[Data to process Boundary: Start]
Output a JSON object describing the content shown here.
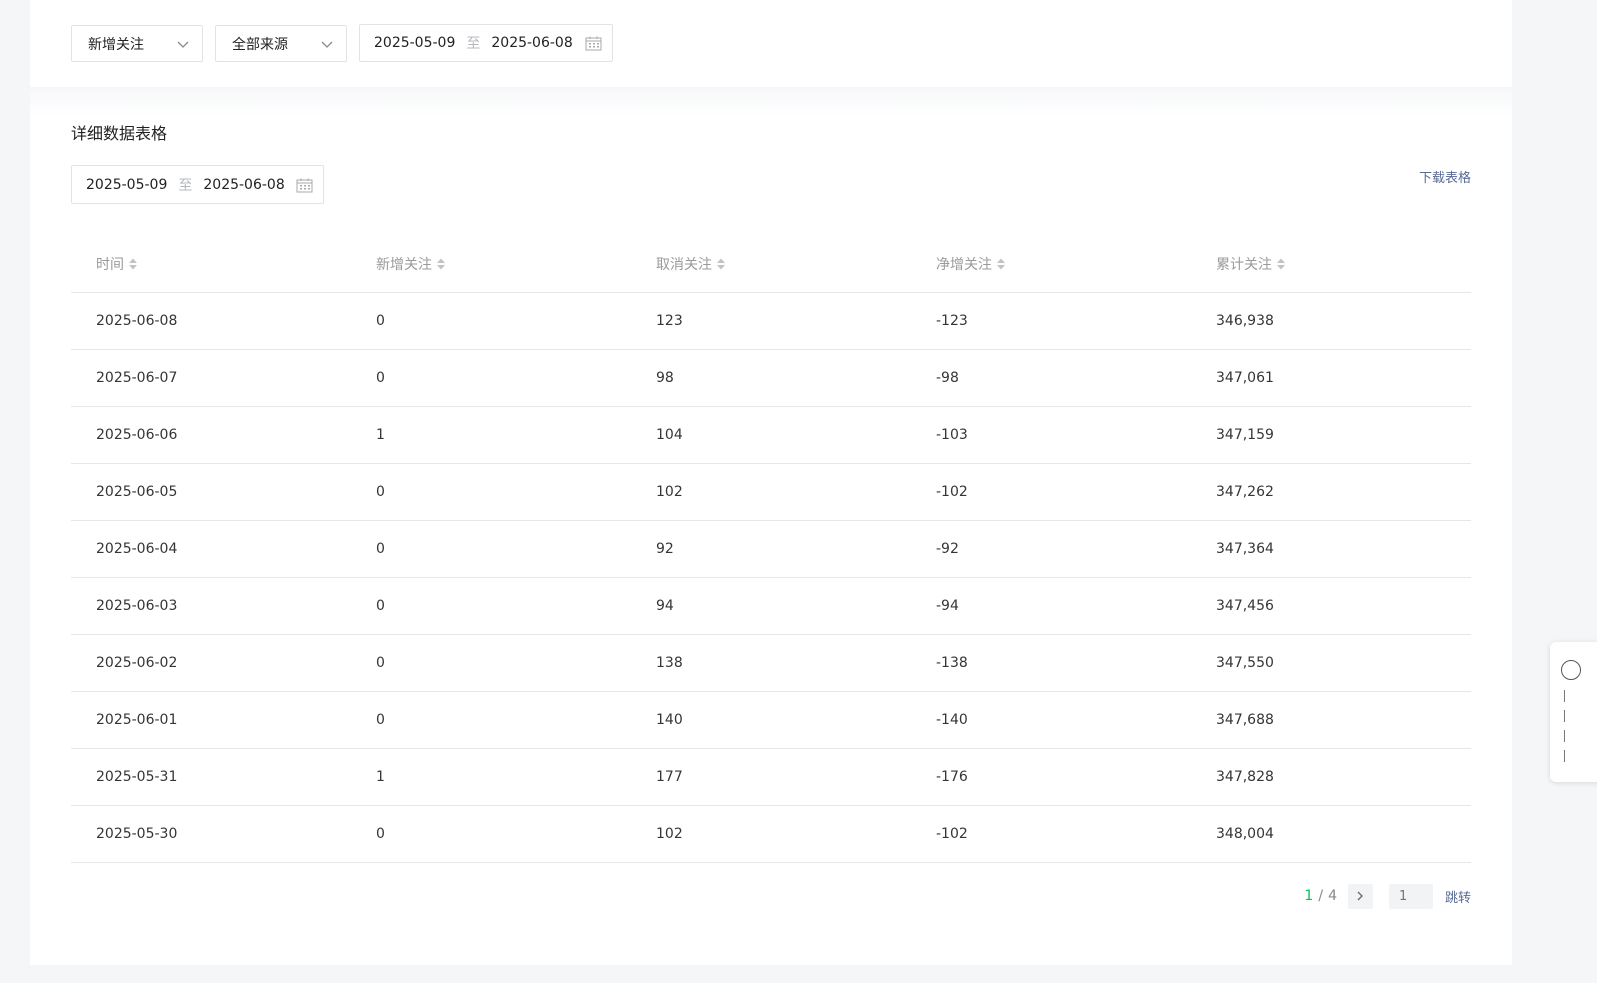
{
  "filters": {
    "metric_select": "新增关注",
    "source_select": "全部来源",
    "date_start": "2025-05-09",
    "date_sep": "至",
    "date_end": "2025-06-08"
  },
  "table_section": {
    "title": "详细数据表格",
    "download_label": "下载表格",
    "date_start": "2025-05-09",
    "date_sep": "至",
    "date_end": "2025-06-08",
    "columns": [
      "时间",
      "新增关注",
      "取消关注",
      "净增关注",
      "累计关注"
    ],
    "rows": [
      [
        "2025-06-08",
        "0",
        "123",
        "-123",
        "346,938"
      ],
      [
        "2025-06-07",
        "0",
        "98",
        "-98",
        "347,061"
      ],
      [
        "2025-06-06",
        "1",
        "104",
        "-103",
        "347,159"
      ],
      [
        "2025-06-05",
        "0",
        "102",
        "-102",
        "347,262"
      ],
      [
        "2025-06-04",
        "0",
        "92",
        "-92",
        "347,364"
      ],
      [
        "2025-06-03",
        "0",
        "94",
        "-94",
        "347,456"
      ],
      [
        "2025-06-02",
        "0",
        "138",
        "-138",
        "347,550"
      ],
      [
        "2025-06-01",
        "0",
        "140",
        "-140",
        "347,688"
      ],
      [
        "2025-05-31",
        "1",
        "177",
        "-176",
        "347,828"
      ],
      [
        "2025-05-30",
        "0",
        "102",
        "-102",
        "348,004"
      ]
    ]
  },
  "pagination": {
    "current": "1",
    "separator": "/",
    "total": "4",
    "jump_placeholder": "1",
    "jump_label": "跳转"
  },
  "colors": {
    "accent_green": "#07c160",
    "link_blue": "#576b95"
  },
  "icons": [
    "chevron-down-icon",
    "calendar-icon",
    "sort-icon",
    "chevron-right-icon"
  ]
}
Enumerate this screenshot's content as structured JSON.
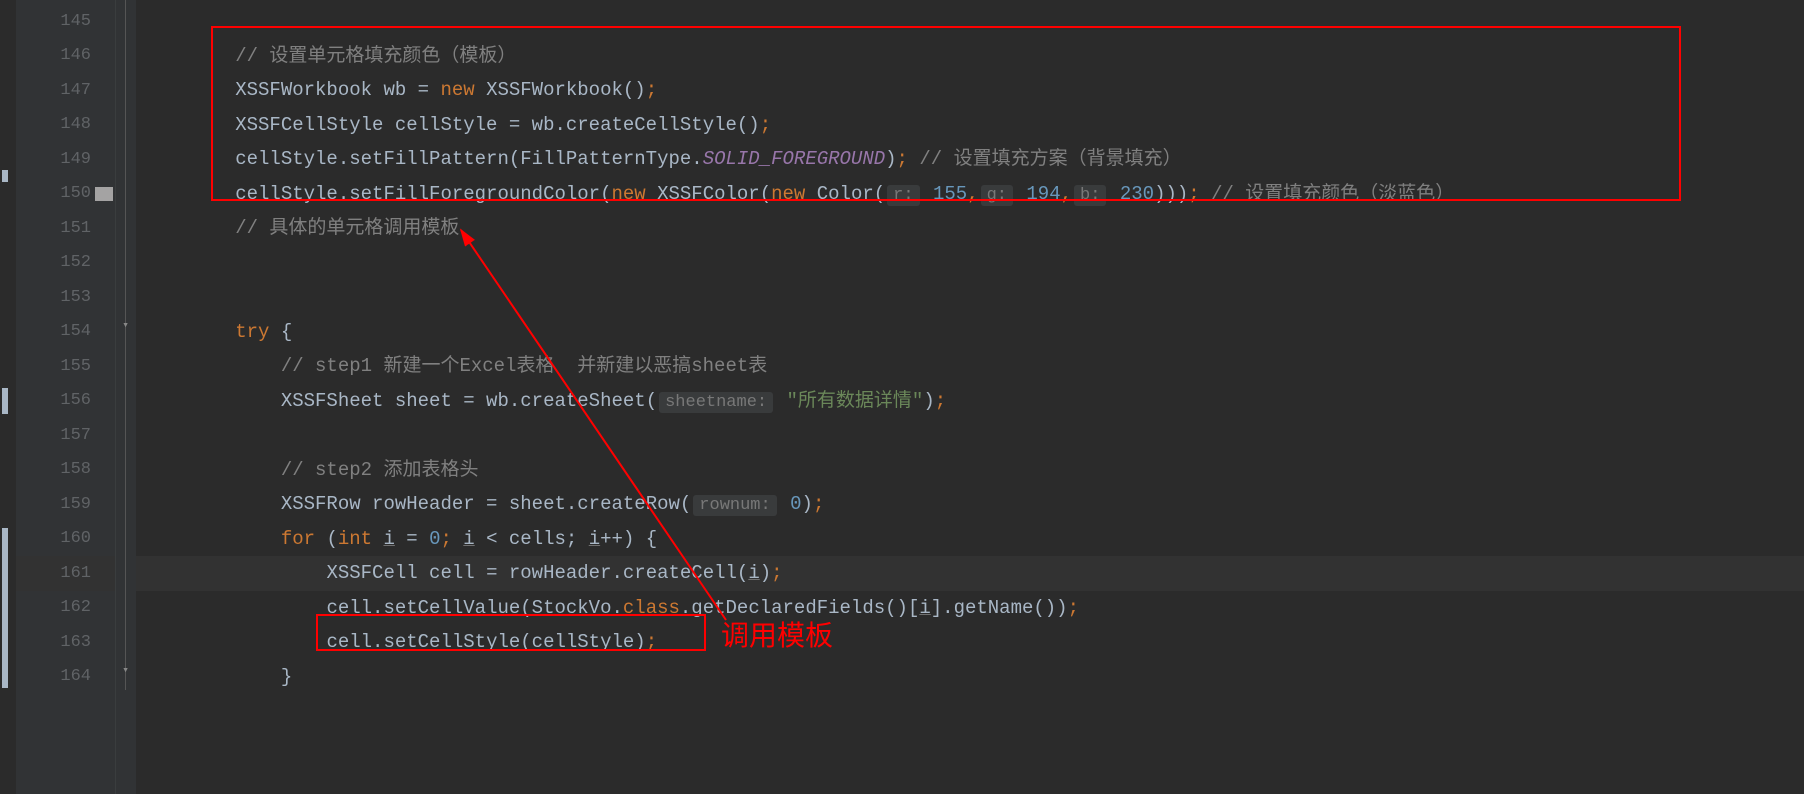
{
  "lines": [
    {
      "num": "145",
      "marker": false
    },
    {
      "num": "146",
      "marker": false
    },
    {
      "num": "147",
      "marker": false
    },
    {
      "num": "148",
      "marker": false
    },
    {
      "num": "149",
      "marker": false
    },
    {
      "num": "150",
      "marker": true
    },
    {
      "num": "151",
      "marker": false
    },
    {
      "num": "152",
      "marker": false
    },
    {
      "num": "153",
      "marker": false
    },
    {
      "num": "154",
      "marker": false
    },
    {
      "num": "155",
      "marker": false
    },
    {
      "num": "156",
      "marker": false
    },
    {
      "num": "157",
      "marker": false
    },
    {
      "num": "158",
      "marker": false
    },
    {
      "num": "159",
      "marker": false
    },
    {
      "num": "160",
      "marker": false
    },
    {
      "num": "161",
      "marker": false
    },
    {
      "num": "162",
      "marker": false
    },
    {
      "num": "163",
      "marker": false
    },
    {
      "num": "164",
      "marker": false
    }
  ],
  "code": {
    "l145": "",
    "l146_comment": "// 设置单元格填充颜色（模板）",
    "l147_t1": "XSSFWorkbook wb = ",
    "l147_kw1": "new ",
    "l147_t2": "XSSFWorkbook()",
    "l147_t3": ";",
    "l148_t1": "XSSFCellStyle cellStyle = wb.createCellStyle()",
    "l148_t2": ";",
    "l149_t1": "cellStyle.setFillPattern(FillPatternType.",
    "l149_const": "SOLID_FOREGROUND",
    "l149_t2": ")",
    "l149_t3": "; ",
    "l149_comment": "// 设置填充方案（背景填充）",
    "l150_t1": "cellStyle.setFillForegroundColor(",
    "l150_kw1": "new ",
    "l150_t2": "XSSFColor(",
    "l150_kw2": "new ",
    "l150_t3": "Color(",
    "l150_h1": "r:",
    "l150_n1": "155",
    "l150_c1": ",",
    "l150_h2": "g:",
    "l150_n2": "194",
    "l150_c2": ",",
    "l150_h3": "b:",
    "l150_n3": "230",
    "l150_t4": ")))",
    "l150_t5": "; ",
    "l150_comment": "// 设置填充颜色（淡蓝色）",
    "l151_comment": "// 具体的单元格调用模板",
    "l154_kw": "try ",
    "l154_brace": "{",
    "l155_comment": "// step1 新建一个Excel表格  并新建以恶搞sheet表",
    "l156_t1": "XSSFSheet sheet = wb.createSheet(",
    "l156_h1": "sheetname:",
    "l156_str": "\"所有数据详情\"",
    "l156_t2": ")",
    "l156_t3": ";",
    "l158_comment": "// step2 添加表格头",
    "l159_t1": "XSSFRow rowHeader = sheet.createRow(",
    "l159_h1": "rownum:",
    "l159_n1": "0",
    "l159_t2": ")",
    "l159_t3": ";",
    "l160_kw1": "for ",
    "l160_p1": "(",
    "l160_kw2": "int ",
    "l160_var1": "i",
    "l160_eq": " = ",
    "l160_n1": "0",
    "l160_sc1": "; ",
    "l160_var2": "i",
    "l160_lt": " < cells; ",
    "l160_var3": "i",
    "l160_inc": "++) {",
    "l161_t1": "XSSFCell cell = rowHeader.createCell(",
    "l161_var": "i",
    "l161_t2": ")",
    "l161_t3": ";",
    "l162_t1": "cell.setCellValue(StockVo.",
    "l162_kw": "class",
    "l162_t2": ".getDeclaredFields()[",
    "l162_var": "i",
    "l162_t3": "].getName())",
    "l162_t4": ";",
    "l163_t1": "cell.setCellStyle(cellStyle)",
    "l163_t2": ";",
    "l164_brace": "}"
  },
  "annotation_label": "调用模板"
}
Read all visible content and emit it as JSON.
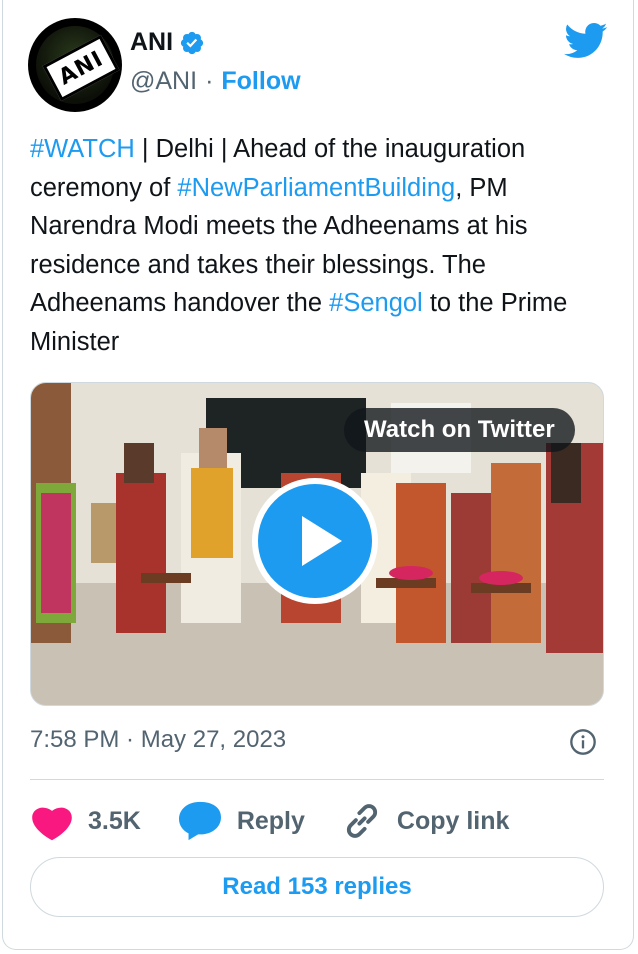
{
  "author": {
    "name": "ANI",
    "handle": "@ANI",
    "separator": "·",
    "follow_label": "Follow",
    "avatar_text": "ANI",
    "verified_icon": "verified-badge-icon",
    "platform_icon": "twitter-bird-icon"
  },
  "tweet": {
    "segments": [
      {
        "text": "#WATCH",
        "type": "hashtag"
      },
      {
        "text": " | Delhi | Ahead of the inauguration ceremony of ",
        "type": "text"
      },
      {
        "text": "#NewParliamentBuilding",
        "type": "hashtag"
      },
      {
        "text": ", PM Narendra Modi meets the Adheenams at his residence and takes their blessings. The Adheenams handover the ",
        "type": "text"
      },
      {
        "text": "#Sengol",
        "type": "hashtag"
      },
      {
        "text": " to the Prime Minister",
        "type": "text"
      }
    ]
  },
  "media": {
    "watch_label": "Watch on Twitter",
    "play_icon": "play-icon"
  },
  "meta": {
    "timestamp": "7:58 PM · May 27, 2023",
    "info_icon": "info-icon"
  },
  "actions": {
    "like_count": "3.5K",
    "reply_label": "Reply",
    "copy_label": "Copy link"
  },
  "read_replies_label": "Read 153 replies",
  "colors": {
    "accent": "#1d9bf0",
    "like": "#f91880",
    "muted": "#536471",
    "border": "#cfd9de"
  }
}
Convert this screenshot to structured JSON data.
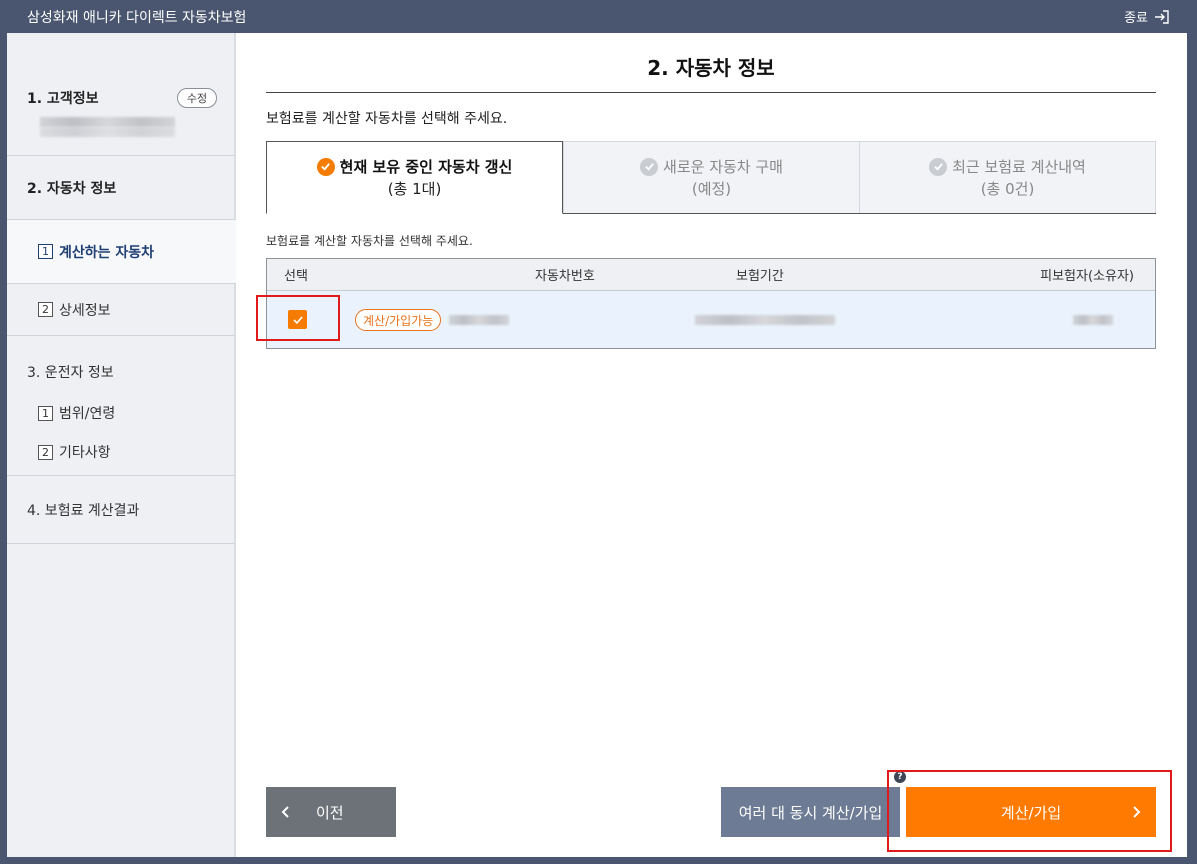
{
  "window_title": "삼성화재 애니카 다이렉트 자동차보험",
  "close_label": "종료",
  "sidebar": {
    "step1": {
      "label": "1. 고객정보",
      "edit_label": "수정"
    },
    "step2": {
      "label": "2. 자동차 정보"
    },
    "step2_subs": [
      {
        "num": "1",
        "label": "계산하는 자동차"
      },
      {
        "num": "2",
        "label": "상세정보"
      }
    ],
    "step3": {
      "label": "3. 운전자 정보",
      "subs": [
        {
          "num": "1",
          "label": "범위/연령"
        },
        {
          "num": "2",
          "label": "기타사항"
        }
      ]
    },
    "step4": {
      "label": "4. 보험료 계산결과"
    }
  },
  "main": {
    "title": "2. 자동차 정보",
    "guide": "보험료를 계산할 자동차를 선택해 주세요.",
    "tabs": [
      {
        "line1": "현재 보유 중인 자동차 갱신",
        "line2": "(총 1대)"
      },
      {
        "line1": "새로운 자동차 구매",
        "line2": "(예정)"
      },
      {
        "line1": "최근 보험료 계산내역",
        "line2": "(총 0건)"
      }
    ],
    "sub_guide": "보험료를 계산할 자동차를 선택해 주세요.",
    "table": {
      "headers": [
        "선택",
        "자동차번호",
        "보험기간",
        "피보험자(소유자)"
      ],
      "row": {
        "badge": "계산/가입가능",
        "checked": true
      }
    },
    "buttons": {
      "prev": "이전",
      "multi": "여러 대 동시 계산/가입",
      "calc": "계산/가입",
      "help": "?"
    }
  },
  "colors": {
    "accent": "#ff7a00",
    "title_bar": "#4a5670",
    "highlight_box": "#e0191b",
    "active_nav": "#1f3f73"
  }
}
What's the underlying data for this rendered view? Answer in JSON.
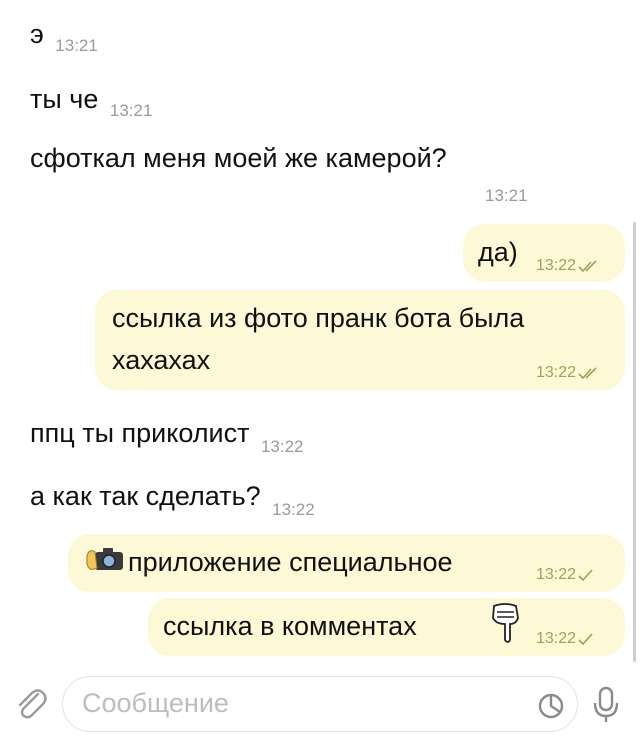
{
  "messages": [
    {
      "side": "in",
      "text": "э",
      "time": "13:21"
    },
    {
      "side": "in",
      "text": "ты че",
      "time": "13:21"
    },
    {
      "side": "in",
      "text": "сфоткал меня моей же камерой?",
      "time": "13:21"
    },
    {
      "side": "out",
      "text": "да)",
      "time": "13:22"
    },
    {
      "side": "out",
      "text_line1": "ссылка из фото пранк бота была",
      "text_line2": "хахахах",
      "time": "13:22"
    },
    {
      "side": "in",
      "text": "ппц ты приколист",
      "time": "13:22"
    },
    {
      "side": "in",
      "text": "а как так сделать?",
      "time": "13:22"
    },
    {
      "side": "out",
      "text": "приложение специальное",
      "time": "13:22",
      "emoji": "camera-hand-icon"
    },
    {
      "side": "out",
      "text": "ссылка в комментах",
      "time": "13:22",
      "emoji": "pointing-down-icon"
    }
  ],
  "composer": {
    "placeholder": "Сообщение"
  },
  "icons": {
    "attach": "paperclip-icon",
    "sticker": "sticker-icon",
    "mic": "microphone-icon"
  },
  "colors": {
    "bubble_out": "#fdf9d6",
    "time_out": "#9aa35a",
    "time_in": "#9a9a9a"
  }
}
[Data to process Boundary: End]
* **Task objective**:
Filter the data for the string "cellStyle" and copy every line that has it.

* **Expected answer**:
    "l148_t1": "XSSFCellStyle cellStyle = wb.createCellStyle()",
    "l149_t1": "cellStyle.setFillPattern(FillPatternType.",
    "l150_t1": "cellStyle.setFillForegroundColor(",
    "l163_t1": "cell.setCellStyle(cellStyle)",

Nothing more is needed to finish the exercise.